      10. If identifiable images are captured, it is expected that reasonable safeguards will be used to protect the data.

      11. If operating the UAS and model aircraft in a foreign country on property controlled or leased by the University, the operator shall verify with the international sponsor whether this activity complies with national and local laws.

    8. Protection of Wildlife and the Environment

      1. Do not fly over congressionally designated Wilderness Areas or Primitive Areas as many people seek these places for the opportunities for solitude and quiet that they provide.

      2. Do not fly over or near wildlife as this can create stress that may cause significant harm, and even death. Learn more about NOAA's drone policy regarding marine mammals here.

      3. Pursuit, harassment, or an intentional disturbance of animals during breeding, nesting, rearing of young, or other critical life history functions is prohibited.

      4. Follow state wildlife and fish agency regulations on the use of UAS to search for or detect wildlife and fish.

      5. Launch the UAS more than 100 meters (328 feet) from wildlife. Never approach animals or birds vertically with the UAS.

    9. Commercial Use of Images/Video

      If images and/or video will be used for commercial use, the Office of University Communications should review and approve to ensure ODU's brand is properly represented.

    10. Compliance

      Persons violating this policy will be held accountable for their actions, including:

      1. Persons operating a Small UAS on University property or elsewhere, acting in a capacity on behalf of the University, in violation of any applicable Federal, State, or local law or regulation or in violation of University policies may be directed to cease operation of the Small UAS immediately.

      2. Unauthorized Small UAS Operators who are not University appointees or invitees may be removed from University Property, reported to local law enforcement and the FAA, and subject to other legal action by the University.

      3. University appointees will be subject to applicable University policies and procedures, which may include disciplinary actions.

      4. Failure to comply with FAA regulations pertaining to Small UAS may result in civil or criminal penalties under federal law.

  7. Records Retention

    Applicable records must be retained and then destroyed in accordance with the Commonwealth's Records Retention Schedules.

  8. Responsible Officer

    Executive Director for Enterprise Risk Management

  9. Related Information

    Federal Aviation Administration, Educational Use of Unmanned Aircraft Systems (UAS), May 4, 2016

    Federal Aviation Administration, Summary of Small Unmanned Aircraft Rule (Part 107)

    Code of Virginia Section 8.01-40 - Unauthorized use of name or picture of any person; punitive damages; statute of limitations

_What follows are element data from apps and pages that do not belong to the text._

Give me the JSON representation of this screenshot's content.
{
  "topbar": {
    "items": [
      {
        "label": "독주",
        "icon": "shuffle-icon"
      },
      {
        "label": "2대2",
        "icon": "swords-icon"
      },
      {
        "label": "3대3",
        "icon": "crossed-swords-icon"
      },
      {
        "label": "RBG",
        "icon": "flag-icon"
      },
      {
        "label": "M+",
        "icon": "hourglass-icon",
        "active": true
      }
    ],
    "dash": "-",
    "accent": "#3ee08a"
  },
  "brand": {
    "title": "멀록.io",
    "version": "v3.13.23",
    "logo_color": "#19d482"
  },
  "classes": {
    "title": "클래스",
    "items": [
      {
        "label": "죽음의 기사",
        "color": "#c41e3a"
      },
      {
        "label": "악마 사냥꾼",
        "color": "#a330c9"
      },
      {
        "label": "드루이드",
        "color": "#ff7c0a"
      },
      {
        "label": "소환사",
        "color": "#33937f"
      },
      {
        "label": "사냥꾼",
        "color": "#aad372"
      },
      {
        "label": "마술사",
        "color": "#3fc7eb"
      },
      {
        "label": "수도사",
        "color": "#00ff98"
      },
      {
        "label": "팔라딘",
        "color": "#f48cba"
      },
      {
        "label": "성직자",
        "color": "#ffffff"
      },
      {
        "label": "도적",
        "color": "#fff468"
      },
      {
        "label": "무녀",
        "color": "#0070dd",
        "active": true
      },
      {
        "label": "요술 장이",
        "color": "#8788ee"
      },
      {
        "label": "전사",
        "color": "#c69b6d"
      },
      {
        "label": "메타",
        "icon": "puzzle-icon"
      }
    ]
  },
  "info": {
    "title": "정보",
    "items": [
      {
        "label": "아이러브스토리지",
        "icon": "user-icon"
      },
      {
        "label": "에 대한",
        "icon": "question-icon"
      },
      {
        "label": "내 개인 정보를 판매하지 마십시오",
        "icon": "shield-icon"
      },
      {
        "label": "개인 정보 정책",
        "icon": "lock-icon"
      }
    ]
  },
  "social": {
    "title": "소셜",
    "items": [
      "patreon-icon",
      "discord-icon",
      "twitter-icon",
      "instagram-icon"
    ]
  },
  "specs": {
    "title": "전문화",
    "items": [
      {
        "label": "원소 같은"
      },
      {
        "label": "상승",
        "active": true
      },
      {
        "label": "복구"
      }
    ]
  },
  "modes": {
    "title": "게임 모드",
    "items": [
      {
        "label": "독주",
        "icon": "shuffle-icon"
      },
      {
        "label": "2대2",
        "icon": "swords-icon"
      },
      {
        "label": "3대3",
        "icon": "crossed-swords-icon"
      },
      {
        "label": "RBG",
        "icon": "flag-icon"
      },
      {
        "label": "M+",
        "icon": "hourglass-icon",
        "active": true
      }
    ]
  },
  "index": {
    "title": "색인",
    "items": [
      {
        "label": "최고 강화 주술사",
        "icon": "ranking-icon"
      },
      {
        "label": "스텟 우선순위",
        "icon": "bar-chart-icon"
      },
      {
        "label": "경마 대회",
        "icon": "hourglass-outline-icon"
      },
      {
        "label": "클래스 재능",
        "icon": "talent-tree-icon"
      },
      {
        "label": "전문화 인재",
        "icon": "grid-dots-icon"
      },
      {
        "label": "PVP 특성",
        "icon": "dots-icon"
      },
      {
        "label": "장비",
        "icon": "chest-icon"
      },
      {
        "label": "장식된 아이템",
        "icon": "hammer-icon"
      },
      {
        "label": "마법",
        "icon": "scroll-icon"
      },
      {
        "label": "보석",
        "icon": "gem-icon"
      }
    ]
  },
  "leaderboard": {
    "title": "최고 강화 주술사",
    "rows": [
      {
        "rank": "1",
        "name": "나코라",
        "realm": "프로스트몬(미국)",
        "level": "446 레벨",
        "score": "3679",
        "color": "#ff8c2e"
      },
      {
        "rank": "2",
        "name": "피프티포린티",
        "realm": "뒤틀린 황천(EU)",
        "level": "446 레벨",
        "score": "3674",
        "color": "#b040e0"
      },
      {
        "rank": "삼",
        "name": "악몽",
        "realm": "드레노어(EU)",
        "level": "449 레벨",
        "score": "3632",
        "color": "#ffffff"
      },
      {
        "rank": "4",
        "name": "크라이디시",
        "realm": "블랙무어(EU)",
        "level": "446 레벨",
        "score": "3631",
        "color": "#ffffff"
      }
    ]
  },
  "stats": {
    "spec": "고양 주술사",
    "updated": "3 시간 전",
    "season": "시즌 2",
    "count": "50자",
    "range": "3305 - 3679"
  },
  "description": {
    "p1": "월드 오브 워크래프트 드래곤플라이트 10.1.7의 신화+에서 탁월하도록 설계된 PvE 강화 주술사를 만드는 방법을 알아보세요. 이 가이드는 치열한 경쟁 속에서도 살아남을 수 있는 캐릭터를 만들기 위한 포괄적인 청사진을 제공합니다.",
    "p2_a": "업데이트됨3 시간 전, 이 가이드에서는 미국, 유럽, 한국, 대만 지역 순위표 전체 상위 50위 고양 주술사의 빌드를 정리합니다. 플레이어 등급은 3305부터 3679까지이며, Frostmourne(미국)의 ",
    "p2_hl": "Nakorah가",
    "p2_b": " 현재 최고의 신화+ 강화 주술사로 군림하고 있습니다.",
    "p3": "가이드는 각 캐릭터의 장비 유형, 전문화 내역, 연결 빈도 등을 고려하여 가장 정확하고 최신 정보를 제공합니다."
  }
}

    Information Technology Standard 02.3.0 - Data Administration and Classification

    University Policy 2010 - Use of the University Brand for Communications and Marketing

Policy History

Policy Formulation Committee (PFC) & Responsible Officer Approval to Proceed:

/s/ Robert Wells
Responsible Officer
February 26, 2024

Policy Review Committee (PRC) Approval to Proceed:

/s/ Donna W. Meeks
Chair, Policy Review Committee (PRC)
October 24, 2023

Executive Policy Review Committee (EPRC) Approval to Proceed:

/s/ Chad A. Reed
Responsible Oversight Executive
March 5, 2024

University Counsel Approval to Proceed:

/s/ Allen T. Wilson
University Counsel
March 12, 2024

Presidential Approval:

/s/ Brian O. Hemphill
March 15, 2024

Previous Revisions

February 14, 2018; March 15, 2024

Scheduled Review Date

March 15, 2029

Site Navigation

Experience Guaranteed

Enhance your college career by gaining relevant experience with the skills and knowledge needed for your future career. Discover our experiential learning opportunities.

Academic Days

Picture yourself in the classroom, speak with professors in your major, and meet current students.

Upcoming Events

From sports games to concerts and lectures, join the ODU community at a variety of campus events.